Entrepreneurs Create Vietnamese Values

10:10:05 AM | 10/10/2022

Entrepreneurs have increasingly expressed their roles in advancing industrialization, modernization, and national competitiveness improvement, accelerating integration and creating Vietnamese brand values.

A great resource for national development

According to the Vietnam Chamber of Commerce and Industry (VCCI), as of December 31, 2021, Vietnam had nearly 860,000 active enterprises, 15,300 non-agricultural cooperatives and 5.1 million smallholder business households (of which 1.6 million households have tax codes). The number of entrepreneurs reaches millions.

Vietnamese enterprises and entrepreneurs importantly help mobilize social resources for socio-economic growth.
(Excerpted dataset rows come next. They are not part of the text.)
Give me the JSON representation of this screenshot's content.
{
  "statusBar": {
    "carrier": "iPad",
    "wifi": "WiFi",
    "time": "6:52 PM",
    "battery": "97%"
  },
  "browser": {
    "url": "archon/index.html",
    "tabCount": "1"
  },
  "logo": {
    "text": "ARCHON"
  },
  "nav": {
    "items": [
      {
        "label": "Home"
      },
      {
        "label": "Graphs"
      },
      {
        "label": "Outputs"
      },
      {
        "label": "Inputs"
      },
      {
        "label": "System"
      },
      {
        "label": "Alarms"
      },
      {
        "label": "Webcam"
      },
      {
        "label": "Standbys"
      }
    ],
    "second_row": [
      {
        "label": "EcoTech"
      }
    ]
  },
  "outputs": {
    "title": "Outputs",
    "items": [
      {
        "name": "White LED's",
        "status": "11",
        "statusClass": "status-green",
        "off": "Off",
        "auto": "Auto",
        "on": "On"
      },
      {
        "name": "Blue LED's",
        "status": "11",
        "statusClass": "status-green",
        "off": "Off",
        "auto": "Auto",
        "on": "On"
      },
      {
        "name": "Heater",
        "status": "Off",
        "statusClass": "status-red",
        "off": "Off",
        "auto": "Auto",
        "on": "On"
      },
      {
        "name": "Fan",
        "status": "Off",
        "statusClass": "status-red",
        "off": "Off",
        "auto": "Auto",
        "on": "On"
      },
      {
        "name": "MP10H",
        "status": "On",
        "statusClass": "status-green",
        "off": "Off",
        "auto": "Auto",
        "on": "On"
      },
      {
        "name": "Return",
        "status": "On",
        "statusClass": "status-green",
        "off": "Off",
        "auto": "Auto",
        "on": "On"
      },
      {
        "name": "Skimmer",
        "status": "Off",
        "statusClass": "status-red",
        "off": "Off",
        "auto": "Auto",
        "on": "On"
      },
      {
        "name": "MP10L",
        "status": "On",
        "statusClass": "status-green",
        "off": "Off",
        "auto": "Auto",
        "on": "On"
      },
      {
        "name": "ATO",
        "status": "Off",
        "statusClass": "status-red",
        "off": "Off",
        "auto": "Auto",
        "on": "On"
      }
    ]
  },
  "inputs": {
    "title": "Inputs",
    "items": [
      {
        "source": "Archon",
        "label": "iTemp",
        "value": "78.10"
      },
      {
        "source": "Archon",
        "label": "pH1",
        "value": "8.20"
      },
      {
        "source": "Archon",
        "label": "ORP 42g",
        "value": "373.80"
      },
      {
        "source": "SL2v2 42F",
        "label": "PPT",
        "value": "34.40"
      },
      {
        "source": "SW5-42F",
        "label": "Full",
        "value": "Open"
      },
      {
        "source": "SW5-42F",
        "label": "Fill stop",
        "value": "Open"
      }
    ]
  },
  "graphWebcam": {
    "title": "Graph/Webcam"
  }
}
Specifically, the domestic business sector currently contributes 68% of the nation's GDP and over 70% of budget revenue, employs 10.2 million workers, and generates nearly 30% of the export value.

Their roles have been expressed more clearly as they have joined hands with the whole country to overcome the COVID-19 pandemic in the past two years. 

As a large conglomerate in Vietnam, Vingroup has actively built laboratories, and linked and transferred vaccine technology regarding the COVID-19 pandemic virus for domestic production and supply.

In addition, Vingroup supported medical equipment such as ventilators and test kits worth thousands of billions of Vietnamese dong for the epidemic prevention force.

Masan, a top retailer and manufacturer of consumer goods, not only provided machinery, equipment and money, but also acted as a "front-line force against the epidemic" when it maintained operations of its WinMart/Winmart+ convenience stores during lockdown times to provide essential goods to people.

TH Group and GELEXIMCO are among the other prominent contributors to the COVID-19 pandemic containment.

Preliminary statistics showed that more than 70% of the COVID-19 Vaccine Fund resources called for by the Government came from entrepreneurs and businesses.

Joint effort to create Vietnamese values

Entrepreneurs have confronted numerous difficulties due to the pandemic consequences such as uneven economic recovery programs among countries, global supply chain disruptions and the Russia-Ukraine conflict. However, they have now entered the new normal period, and many of them have resumed their pre-COVID-19 growth levels.

Despite lots of challenges in 2021, Vietnam still had six billionaires on the Forbes list.

Entrepreneurs have worked to develop Vietnamese-branded value chains.

According to statistics, 124 companies have developed 283 national brand products, with some being very successful in regional and international markets such as Viettel, Vinamilk, VinFast, Thaco, TH True Milk and ST25 rice.

With a long-term strategy and vision, large domestic corporations have been gradually creating Vietnamese values in many fields. These values are not only limited to individual products, but also an ecosystem development strategy.

Vingroup is the most obvious and typical example. It is nowadays often joked: “Born in Vinmec, staying in VinHomes, driving a VinFast car, shopping at Vinmart and studying at Vinschool”, showing an inclusive ecosystem of VinGroup that creates new values for Vietnamese people.

Masan, with the acquisition of Vincommerce chain and VinEco's research laboratories or a series of other Vietnamese brands such as Phuc Long and Mobicast, is also building its own ecosystem of pure Vietnamese consumer goods.

Thaco also poured a very big amount of money to build automobile research and manufacturing factories, aiming to make Vietnamese automobiles for Vietnamese people.

Some tech firms like FPT or CMC, with their strengths in research and invention, own many "Made in Vietnam" patents which are recognized by the world. They also have globalization strategies, with CMC opening its branch in Japan or FPT signing technology supply contracts with foreign countries.

Commonly, they are all private enterprises, or in other words, companies are operated by the will of their leaders.

Some state-owned enterprises, such as Viettel, are being operated and developed mainly by the board of directors and the executive board where entrepreneurs are given power and responsibility by the state.

Obviously, from that perspective, Vietnamese entrepreneurs are currently making ongoing efforts to create valuable Vietnamese brands to increase competitiveness, develop quickly and sustainably, and ensure independence and self-reliance of the economy, building and promoting the role of Vietnamese entrepreneurs in the period of accelerating industrialization, modernization and international integration.

Giang Tu (Vietnam Business Forum)